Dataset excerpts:
********************
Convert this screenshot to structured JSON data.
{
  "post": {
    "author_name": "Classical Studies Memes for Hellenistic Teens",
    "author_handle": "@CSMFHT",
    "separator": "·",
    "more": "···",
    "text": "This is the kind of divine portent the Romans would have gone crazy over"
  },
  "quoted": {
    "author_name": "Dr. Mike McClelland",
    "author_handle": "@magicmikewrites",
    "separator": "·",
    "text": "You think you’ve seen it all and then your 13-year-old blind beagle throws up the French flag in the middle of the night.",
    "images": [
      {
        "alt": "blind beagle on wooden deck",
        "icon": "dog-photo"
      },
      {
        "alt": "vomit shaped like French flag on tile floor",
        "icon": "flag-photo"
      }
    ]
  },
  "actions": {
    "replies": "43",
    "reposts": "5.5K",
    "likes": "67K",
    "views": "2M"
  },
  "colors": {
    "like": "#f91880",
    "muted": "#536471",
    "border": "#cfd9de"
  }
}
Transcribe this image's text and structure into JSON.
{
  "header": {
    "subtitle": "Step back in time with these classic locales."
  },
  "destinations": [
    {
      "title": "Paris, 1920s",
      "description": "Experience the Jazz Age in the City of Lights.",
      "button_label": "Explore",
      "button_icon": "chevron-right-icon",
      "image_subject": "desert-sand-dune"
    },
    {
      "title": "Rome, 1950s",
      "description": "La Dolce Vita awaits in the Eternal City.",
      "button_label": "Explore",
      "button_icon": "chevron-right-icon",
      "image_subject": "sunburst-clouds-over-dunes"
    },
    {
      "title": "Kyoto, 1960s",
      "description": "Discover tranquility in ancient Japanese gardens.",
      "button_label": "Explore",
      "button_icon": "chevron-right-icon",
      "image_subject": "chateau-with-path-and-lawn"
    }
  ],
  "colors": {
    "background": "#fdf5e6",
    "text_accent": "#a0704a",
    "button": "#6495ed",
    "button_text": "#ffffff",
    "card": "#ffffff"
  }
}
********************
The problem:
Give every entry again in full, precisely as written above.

Response to this exercise:
Convert this screenshot to structured JSON data.
{
  "post": {
    "author_name": "Classical Studies Memes for Hellenistic Teens",
    "author_handle": "@CSMFHT",
    "separator": "·",
    "more": "···",
    "text": "This is the kind of divine portent the Romans would have gone crazy over"
  },
  "quoted": {
    "author_name": "Dr. Mike McClelland",
    "author_handle": "@magicmikewrites",
    "separator": "·",
    "text": "You think you’ve seen it all and then your 13-year-old blind beagle throws up the French flag in the middle of the night.",
    "images": [
      {
        "alt": "blind beagle on wooden deck",
        "icon": "dog-photo"
      },
      {
        "alt": "vomit shaped like French flag on tile floor",
        "icon": "flag-photo"
      }
    ]
  },
  "actions": {
    "replies": "43",
    "reposts": "5.5K",
    "likes": "67K",
    "views": "2M"
  },
  "colors": {
    "like": "#f91880",
    "muted": "#536471",
    "border": "#cfd9de"
  }
}
Transcribe this image's text and structure into JSON.
{
  "header": {
    "subtitle": "Step back in time with these classic locales."
  },
  "destinations": [
    {
      "title": "Paris, 1920s",
      "description": "Experience the Jazz Age in the City of Lights.",
      "button_label": "Explore",
      "button_icon": "chevron-right-icon",
      "image_subject": "desert-sand-dune"
    },
    {
      "title": "Rome, 1950s",
      "description": "La Dolce Vita awaits in the Eternal City.",
      "button_label": "Explore",
      "button_icon": "chevron-right-icon",
      "image_subject": "sunburst-clouds-over-dunes"
    },
    {
      "title": "Kyoto, 1960s",
      "description": "Discover tranquility in ancient Japanese gardens.",
      "button_label": "Explore",
      "button_icon": "chevron-right-icon",
      "image_subject": "chateau-with-path-and-lawn"
    }
  ],
  "colors": {
    "background": "#fdf5e6",
    "text_accent": "#a0704a",
    "button": "#6495ed",
    "button_text": "#ffffff",
    "card": "#ffffff"
  }
}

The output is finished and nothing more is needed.